So Kaz in your experience how was the realisation that you’re a trans guy effected your mental health? Well I’ve struggled quite a bit with gender dysphoria as most transgender people do, I found that wearing a binder has massively helped with dysphoria caused by my chest and I tend to wear dark oversized clothing which usually helps mask things a bit. I did find that one small thing that helped was getting a haircut. I know it sounds like nothing but sometimes a haircut is the only thing you can change about yourself during early stages and especially before coming out to loved ones and it is quite a nice feeling knowing that you’re still in control of who you are. I experienced a lot of anxiety when it came to bathroom situations because when you’re in a public situation it can be quite nerve-wracking.
When I first came out I think I was a little too brave and I didn’t really get anxious but as I learned more I found out sometimes it is just better to be careful. Shopping in the male sections of shops can be quite nerve-racking if I’m not familiar with the shop so I usually will go shopping with somebody that I know to help. Something as simple as feeling that your voice doesn’t fit your gender or that you’re not tall enough can affect you mental health. Ive been told I’m only allowed to use a disabled toilet and although I’ve been warned it’s for my safety and other people’s it does make me feel quite uncomfortable, there have been times in the past where people have used my gender against me saying inappropriate things and calling me names behind my back. On a positive note I’ve found that over the years the world has become more accepting in my experience within the work environment.
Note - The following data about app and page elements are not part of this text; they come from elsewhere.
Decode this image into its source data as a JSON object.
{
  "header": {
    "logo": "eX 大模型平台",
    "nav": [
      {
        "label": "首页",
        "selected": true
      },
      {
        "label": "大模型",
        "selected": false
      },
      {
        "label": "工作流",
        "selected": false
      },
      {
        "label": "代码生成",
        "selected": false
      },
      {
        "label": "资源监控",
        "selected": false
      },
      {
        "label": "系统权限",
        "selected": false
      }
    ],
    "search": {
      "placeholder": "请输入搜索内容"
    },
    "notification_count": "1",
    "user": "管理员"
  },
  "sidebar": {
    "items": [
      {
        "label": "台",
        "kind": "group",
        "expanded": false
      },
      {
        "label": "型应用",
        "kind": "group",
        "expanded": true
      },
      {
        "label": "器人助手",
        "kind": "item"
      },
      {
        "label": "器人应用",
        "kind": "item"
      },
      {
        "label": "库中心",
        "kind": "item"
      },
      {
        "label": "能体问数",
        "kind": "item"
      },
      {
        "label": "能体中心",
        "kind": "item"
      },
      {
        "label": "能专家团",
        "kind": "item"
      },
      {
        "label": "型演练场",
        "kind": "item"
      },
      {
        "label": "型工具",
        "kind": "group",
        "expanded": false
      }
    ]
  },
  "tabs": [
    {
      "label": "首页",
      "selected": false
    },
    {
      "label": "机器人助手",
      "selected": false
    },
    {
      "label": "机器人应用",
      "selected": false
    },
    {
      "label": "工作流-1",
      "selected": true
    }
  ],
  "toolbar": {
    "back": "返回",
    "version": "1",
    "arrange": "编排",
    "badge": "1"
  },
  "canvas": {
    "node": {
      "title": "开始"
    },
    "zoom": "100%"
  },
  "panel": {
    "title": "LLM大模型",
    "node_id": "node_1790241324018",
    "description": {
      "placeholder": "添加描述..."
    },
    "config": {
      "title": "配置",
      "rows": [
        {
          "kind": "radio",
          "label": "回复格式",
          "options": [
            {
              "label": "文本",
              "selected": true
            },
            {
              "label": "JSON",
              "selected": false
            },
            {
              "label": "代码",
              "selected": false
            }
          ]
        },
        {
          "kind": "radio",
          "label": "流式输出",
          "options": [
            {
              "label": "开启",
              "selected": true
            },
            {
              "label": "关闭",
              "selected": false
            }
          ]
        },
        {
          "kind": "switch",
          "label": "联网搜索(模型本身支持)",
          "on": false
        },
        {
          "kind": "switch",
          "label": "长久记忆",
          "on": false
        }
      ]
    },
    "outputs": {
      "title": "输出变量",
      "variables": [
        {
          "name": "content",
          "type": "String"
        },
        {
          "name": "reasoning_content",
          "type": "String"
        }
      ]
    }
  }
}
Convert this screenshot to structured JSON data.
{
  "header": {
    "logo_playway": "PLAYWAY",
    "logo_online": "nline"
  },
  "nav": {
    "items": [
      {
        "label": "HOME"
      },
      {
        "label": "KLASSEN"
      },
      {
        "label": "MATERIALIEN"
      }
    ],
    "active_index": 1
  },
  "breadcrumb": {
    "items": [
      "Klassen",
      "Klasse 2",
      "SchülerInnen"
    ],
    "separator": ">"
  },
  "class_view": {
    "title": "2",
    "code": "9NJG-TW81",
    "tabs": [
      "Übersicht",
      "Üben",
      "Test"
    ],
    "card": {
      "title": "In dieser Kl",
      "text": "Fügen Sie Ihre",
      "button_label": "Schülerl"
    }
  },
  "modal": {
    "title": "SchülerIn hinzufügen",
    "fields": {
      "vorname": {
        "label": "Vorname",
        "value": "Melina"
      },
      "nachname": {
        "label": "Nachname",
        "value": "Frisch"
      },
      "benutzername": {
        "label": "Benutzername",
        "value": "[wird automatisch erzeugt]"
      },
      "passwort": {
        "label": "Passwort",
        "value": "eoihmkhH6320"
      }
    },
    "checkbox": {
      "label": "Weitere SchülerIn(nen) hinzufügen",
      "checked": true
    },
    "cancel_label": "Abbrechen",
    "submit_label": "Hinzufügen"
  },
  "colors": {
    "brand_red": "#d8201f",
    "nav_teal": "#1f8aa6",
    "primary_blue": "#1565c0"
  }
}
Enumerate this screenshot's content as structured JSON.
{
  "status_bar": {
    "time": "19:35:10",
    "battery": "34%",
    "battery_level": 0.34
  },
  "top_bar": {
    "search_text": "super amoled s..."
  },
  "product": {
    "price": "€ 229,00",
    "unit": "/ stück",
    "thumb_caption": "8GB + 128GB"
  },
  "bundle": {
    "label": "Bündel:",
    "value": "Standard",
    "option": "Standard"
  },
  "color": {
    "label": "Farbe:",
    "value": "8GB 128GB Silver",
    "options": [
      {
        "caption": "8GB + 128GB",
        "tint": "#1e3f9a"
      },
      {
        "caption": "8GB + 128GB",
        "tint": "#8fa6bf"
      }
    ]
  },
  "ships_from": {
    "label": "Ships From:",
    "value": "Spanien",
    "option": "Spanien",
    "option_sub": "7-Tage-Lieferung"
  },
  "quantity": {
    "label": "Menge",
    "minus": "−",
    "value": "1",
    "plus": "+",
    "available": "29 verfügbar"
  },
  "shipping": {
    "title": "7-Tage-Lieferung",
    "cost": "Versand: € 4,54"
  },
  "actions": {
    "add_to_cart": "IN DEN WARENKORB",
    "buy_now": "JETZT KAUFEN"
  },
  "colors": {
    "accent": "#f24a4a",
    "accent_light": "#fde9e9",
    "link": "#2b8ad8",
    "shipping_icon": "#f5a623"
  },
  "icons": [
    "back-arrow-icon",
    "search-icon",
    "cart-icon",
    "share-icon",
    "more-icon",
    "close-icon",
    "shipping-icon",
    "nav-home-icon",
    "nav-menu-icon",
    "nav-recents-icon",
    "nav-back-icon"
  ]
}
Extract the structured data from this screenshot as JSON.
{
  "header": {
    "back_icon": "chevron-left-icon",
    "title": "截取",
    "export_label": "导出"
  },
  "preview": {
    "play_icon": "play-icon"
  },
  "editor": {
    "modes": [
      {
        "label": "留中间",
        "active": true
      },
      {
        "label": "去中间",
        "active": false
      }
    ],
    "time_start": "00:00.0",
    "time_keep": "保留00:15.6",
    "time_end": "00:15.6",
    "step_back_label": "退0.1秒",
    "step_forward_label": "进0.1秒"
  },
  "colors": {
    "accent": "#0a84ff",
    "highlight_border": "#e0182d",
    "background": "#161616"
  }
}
I’ve been made to feel a lot more comfortable and accepted for who I am. I would recommend talking to someone, it doesn’t matter if it’s a counsellor, a friend a relative or someone on a social media support group because a problem shared really is a problem halved.
► Support thats helped me:
• National Trans Helpline 07527 52 40 34
• LGBT Helpline 03003 30 06 30
• Mermaids Helpline 0808 801 04 00
• Feminisation Secrets https://feminizationsecrets.com
• YouTube Jammidodger